Wishing you the very best with your radiation.ReplyDelete
Have you ever read The Boy, the Mole, the Fox and the Horse by. Charlie Mackesy? Sometimes the bravest thing someone can do is ask for help. It looks like you enjoy murder mysteries. I have an eclectic pallet. I do recommend Before the Coffee Gets Cold and The Secret Diary of Hendrik Grown 83 1/2 years old. I wish you luck with your radiation therapy and am thankful you do not need chemo.ReplyDelete
Thanks for those suggestions. I’m thankful as well!Delete
You've always been cool in my book. A snowy owl?? SAY IT ISN'T SO!ReplyDelete
I'm SO happy that you're only required five doses of radiation and NO chemo.
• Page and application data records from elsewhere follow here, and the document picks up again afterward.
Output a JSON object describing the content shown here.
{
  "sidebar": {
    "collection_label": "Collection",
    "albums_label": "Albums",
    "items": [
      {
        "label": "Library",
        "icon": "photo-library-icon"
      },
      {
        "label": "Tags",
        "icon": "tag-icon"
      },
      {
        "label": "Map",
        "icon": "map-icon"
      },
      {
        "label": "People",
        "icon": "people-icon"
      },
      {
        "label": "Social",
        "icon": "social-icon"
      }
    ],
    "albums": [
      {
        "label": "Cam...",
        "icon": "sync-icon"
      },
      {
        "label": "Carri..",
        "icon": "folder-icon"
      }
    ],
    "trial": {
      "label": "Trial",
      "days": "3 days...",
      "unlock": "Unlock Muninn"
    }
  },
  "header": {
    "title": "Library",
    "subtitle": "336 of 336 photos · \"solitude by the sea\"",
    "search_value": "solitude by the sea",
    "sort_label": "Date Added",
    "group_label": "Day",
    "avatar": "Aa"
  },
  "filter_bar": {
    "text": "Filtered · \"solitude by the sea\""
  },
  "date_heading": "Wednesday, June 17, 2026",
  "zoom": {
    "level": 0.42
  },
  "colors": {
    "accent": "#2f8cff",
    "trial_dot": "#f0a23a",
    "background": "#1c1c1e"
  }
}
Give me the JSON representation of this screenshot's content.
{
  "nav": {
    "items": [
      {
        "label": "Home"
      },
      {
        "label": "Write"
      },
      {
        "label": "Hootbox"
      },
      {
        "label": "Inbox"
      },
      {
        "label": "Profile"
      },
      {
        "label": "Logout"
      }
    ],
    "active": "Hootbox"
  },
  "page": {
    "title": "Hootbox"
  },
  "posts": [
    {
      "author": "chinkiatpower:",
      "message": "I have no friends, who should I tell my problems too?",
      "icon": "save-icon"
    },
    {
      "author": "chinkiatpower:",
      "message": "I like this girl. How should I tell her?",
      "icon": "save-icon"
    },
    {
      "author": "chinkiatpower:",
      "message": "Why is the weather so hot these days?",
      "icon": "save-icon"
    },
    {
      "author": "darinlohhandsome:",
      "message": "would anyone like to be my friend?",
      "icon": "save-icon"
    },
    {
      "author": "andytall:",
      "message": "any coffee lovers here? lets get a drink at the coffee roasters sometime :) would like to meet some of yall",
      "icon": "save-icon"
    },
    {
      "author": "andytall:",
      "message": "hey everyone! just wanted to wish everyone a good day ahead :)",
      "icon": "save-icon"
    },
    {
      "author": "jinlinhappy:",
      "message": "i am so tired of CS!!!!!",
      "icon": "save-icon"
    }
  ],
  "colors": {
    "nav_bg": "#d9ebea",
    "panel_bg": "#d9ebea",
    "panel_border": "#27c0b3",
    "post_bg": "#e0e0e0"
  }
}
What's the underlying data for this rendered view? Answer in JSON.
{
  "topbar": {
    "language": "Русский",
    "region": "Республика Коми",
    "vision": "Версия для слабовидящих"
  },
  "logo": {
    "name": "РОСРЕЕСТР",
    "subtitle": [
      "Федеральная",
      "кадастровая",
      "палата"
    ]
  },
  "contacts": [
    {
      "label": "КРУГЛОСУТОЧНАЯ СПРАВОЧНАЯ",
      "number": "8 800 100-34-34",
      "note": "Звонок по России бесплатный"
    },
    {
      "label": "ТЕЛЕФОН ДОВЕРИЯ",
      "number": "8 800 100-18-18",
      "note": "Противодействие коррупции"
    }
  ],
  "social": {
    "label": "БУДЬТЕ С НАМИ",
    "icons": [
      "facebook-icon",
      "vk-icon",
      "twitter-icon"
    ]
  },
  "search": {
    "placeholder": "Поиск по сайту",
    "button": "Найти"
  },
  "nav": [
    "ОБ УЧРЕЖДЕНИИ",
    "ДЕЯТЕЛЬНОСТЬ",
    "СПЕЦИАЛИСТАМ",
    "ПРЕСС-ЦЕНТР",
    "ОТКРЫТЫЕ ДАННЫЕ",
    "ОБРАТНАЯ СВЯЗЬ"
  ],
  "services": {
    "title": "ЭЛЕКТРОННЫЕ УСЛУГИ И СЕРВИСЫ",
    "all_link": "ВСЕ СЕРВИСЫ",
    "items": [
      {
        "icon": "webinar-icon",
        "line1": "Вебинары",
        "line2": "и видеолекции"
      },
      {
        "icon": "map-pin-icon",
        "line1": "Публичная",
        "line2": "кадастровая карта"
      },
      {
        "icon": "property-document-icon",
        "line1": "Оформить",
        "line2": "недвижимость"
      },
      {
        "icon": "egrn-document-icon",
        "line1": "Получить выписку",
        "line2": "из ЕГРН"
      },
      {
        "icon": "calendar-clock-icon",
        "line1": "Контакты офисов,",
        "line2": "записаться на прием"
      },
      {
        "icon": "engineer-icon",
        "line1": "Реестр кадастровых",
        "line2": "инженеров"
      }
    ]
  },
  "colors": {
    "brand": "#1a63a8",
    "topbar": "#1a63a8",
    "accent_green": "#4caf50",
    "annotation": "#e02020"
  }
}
That's really good news and also, the set up with the hotel close by with shuttle? Awesomesauce. I really do feel bad for people who don't have advocates or the wherewithal to advocate for themselves. Praying all goes well and you enjoy all. of your books while finishing up this portion of your health crisis. XO
Jenn, I had no idea about your cancer diagnosis, I'm so sorry I missed that. I KNOW you will come out of this a stronger and healthier super woman. SEVEN months...I'm sure you were unbelievably anxious. I'm so glad it's only a 5 day treatment and you can stay at a hotel instead of back and forth to the big city there....good luck my friend! ♥♥♥ReplyDelete
Hi, just to say good luck with your radio therapy treatment. 7 months is a long time to wait. I had the genome test you mentioned, it's called Oncotype DX. Got a score of 37 so had chemo which to be honest wasn't as bad as I thought it would be. No sickness, just hairloss and the worse thing how my taste buds were affected. Fortunately my treatment from diagnosis to end of chemo was 6 months but with the state of the NHS I don't think that would happen now.ReplyDelete
A lot of the problems you mention with your health care system are problems here, too.ReplyDelete
All the waiting is one of the most hellish parts of the cancer experience, it seems to me. I remember how hard it was when Gregg had cancer. Learning to live with low-grade terror all. The. Time. is what I remember most about it!
I'm glad to hear things are going well for you. You've got this, Jenn. One day before you know it this will all be years in the past and you'll be 1000X stronger for the experience.
I will be praying for you. Hope all goes smoothlyReplyDelete
Yay - no chemo! What a blessing. Those books all appeal to me, but I have plenty of mysteries sitting on my bookshelf that I should tackle before adding any more to my list.ReplyDelete
7 months is just a crazy time to wait.......wishing you all the best of luck with your treatment. Interesting books, I would love to read all of them. I have a couple of new book reviews posted.ReplyDelete